-- About this task --
Go through the lines below and copy each one that holds the string "message".

——

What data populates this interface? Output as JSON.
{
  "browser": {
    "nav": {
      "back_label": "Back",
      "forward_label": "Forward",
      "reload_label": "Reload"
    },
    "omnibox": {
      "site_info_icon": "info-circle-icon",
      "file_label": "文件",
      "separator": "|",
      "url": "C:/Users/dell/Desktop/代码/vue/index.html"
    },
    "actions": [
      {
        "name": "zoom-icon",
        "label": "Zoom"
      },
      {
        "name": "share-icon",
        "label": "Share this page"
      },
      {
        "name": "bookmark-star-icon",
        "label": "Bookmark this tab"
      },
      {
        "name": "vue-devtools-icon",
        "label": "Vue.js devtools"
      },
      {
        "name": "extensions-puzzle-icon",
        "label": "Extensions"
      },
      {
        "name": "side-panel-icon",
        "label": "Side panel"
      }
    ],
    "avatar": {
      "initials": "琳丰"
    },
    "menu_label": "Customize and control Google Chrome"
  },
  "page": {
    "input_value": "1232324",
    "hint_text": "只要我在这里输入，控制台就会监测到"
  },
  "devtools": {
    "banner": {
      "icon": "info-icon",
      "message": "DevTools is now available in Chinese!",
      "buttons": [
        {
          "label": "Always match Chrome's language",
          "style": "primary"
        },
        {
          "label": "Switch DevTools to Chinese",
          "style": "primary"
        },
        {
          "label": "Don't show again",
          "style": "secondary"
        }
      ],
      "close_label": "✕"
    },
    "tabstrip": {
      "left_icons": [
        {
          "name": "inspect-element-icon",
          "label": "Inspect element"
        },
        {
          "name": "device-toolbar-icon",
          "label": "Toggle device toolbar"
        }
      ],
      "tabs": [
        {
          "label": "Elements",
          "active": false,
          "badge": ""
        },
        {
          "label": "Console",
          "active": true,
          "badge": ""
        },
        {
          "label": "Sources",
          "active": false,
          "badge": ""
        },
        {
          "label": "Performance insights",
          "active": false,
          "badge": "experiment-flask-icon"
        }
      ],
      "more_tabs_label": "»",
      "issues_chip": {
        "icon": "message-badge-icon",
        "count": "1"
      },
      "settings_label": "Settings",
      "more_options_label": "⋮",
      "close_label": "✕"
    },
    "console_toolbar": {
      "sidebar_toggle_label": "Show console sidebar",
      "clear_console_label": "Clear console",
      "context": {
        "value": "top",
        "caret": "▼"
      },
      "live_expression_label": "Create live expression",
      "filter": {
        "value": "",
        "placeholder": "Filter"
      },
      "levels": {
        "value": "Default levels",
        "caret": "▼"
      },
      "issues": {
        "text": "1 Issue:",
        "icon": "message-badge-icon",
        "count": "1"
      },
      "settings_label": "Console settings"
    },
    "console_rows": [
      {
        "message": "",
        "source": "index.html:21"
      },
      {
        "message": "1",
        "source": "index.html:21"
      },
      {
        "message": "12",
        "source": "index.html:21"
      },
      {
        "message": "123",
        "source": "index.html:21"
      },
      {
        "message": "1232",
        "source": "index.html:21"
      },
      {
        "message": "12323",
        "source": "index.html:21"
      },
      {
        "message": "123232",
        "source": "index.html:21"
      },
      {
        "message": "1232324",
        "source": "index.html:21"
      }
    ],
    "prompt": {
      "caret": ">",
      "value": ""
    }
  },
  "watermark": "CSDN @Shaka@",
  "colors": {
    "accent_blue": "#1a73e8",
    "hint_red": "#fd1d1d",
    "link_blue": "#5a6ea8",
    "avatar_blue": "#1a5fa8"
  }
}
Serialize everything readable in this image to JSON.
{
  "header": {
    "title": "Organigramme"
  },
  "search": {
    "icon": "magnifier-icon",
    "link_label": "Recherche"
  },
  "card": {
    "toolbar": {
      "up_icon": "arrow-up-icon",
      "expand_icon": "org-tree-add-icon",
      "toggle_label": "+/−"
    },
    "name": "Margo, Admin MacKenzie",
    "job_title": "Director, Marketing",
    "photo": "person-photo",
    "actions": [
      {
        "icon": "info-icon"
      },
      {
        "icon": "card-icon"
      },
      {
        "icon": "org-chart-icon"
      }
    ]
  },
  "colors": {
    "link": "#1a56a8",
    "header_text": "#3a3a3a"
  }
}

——

-- Your response --
      "message": "DevTools is now available in Chinese!",
        "icon": "message-badge-icon",
        "icon": "message-badge-icon",
        "message": "",
        "message": "1",
        "message": "12",
        "message": "123",
        "message": "1232",
        "message": "12323",
        "message": "123232",
        "message": "1232324",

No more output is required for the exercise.